▶ [WORK REQUEST] Every line below that holds the word "this" must be listed.

▶ [DATA EXTRACT]
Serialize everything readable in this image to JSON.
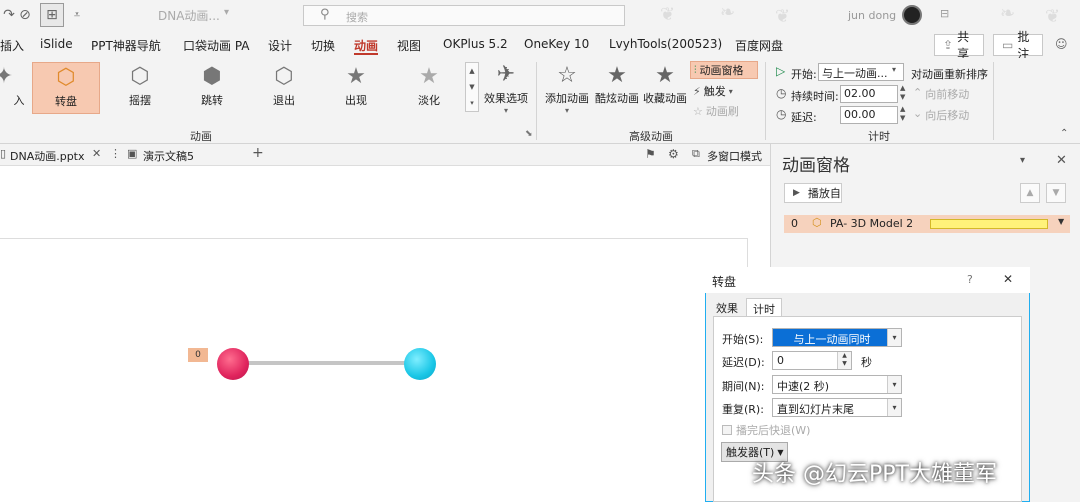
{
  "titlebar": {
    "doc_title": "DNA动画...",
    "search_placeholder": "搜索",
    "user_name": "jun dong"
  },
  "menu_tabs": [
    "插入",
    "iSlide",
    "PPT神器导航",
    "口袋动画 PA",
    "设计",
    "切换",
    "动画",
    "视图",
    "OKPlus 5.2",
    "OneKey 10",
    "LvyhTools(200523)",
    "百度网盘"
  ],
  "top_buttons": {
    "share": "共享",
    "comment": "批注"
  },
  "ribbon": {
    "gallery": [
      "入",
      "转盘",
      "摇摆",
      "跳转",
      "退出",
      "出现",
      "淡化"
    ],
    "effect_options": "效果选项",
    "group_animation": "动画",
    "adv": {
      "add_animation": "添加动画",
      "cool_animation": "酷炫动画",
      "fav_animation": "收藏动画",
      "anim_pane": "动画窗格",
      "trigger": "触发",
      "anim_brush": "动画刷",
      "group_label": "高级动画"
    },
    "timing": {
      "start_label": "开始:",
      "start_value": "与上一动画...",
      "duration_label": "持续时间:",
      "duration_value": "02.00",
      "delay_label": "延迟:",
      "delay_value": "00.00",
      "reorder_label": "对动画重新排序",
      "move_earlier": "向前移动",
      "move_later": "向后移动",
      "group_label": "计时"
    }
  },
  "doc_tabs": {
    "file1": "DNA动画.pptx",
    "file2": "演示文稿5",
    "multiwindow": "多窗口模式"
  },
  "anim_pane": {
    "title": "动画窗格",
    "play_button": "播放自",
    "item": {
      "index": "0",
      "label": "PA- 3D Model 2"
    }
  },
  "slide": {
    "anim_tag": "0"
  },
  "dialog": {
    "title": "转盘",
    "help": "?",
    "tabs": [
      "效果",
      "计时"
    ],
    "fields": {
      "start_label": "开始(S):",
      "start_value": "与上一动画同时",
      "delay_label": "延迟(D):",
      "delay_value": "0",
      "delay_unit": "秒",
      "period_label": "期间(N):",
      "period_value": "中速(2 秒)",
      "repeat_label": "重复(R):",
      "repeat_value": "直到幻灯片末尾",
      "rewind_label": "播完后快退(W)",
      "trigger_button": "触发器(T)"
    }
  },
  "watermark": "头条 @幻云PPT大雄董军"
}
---
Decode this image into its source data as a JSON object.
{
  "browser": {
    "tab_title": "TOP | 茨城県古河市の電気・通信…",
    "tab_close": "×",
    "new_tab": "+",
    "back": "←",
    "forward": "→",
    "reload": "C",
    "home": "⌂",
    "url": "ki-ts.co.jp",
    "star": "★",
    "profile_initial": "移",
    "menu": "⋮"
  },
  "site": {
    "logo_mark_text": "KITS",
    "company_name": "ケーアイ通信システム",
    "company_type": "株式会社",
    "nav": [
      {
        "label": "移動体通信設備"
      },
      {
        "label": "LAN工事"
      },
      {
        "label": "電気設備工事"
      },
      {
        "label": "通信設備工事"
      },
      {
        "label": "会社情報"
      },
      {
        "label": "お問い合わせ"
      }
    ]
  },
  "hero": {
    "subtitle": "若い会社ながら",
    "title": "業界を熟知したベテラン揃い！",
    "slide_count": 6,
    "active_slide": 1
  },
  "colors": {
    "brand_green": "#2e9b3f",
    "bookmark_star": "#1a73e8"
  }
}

▶ [ANSWER]
Serialize everything readable in this image to JSON.
Decode this image into its source data as a JSON object.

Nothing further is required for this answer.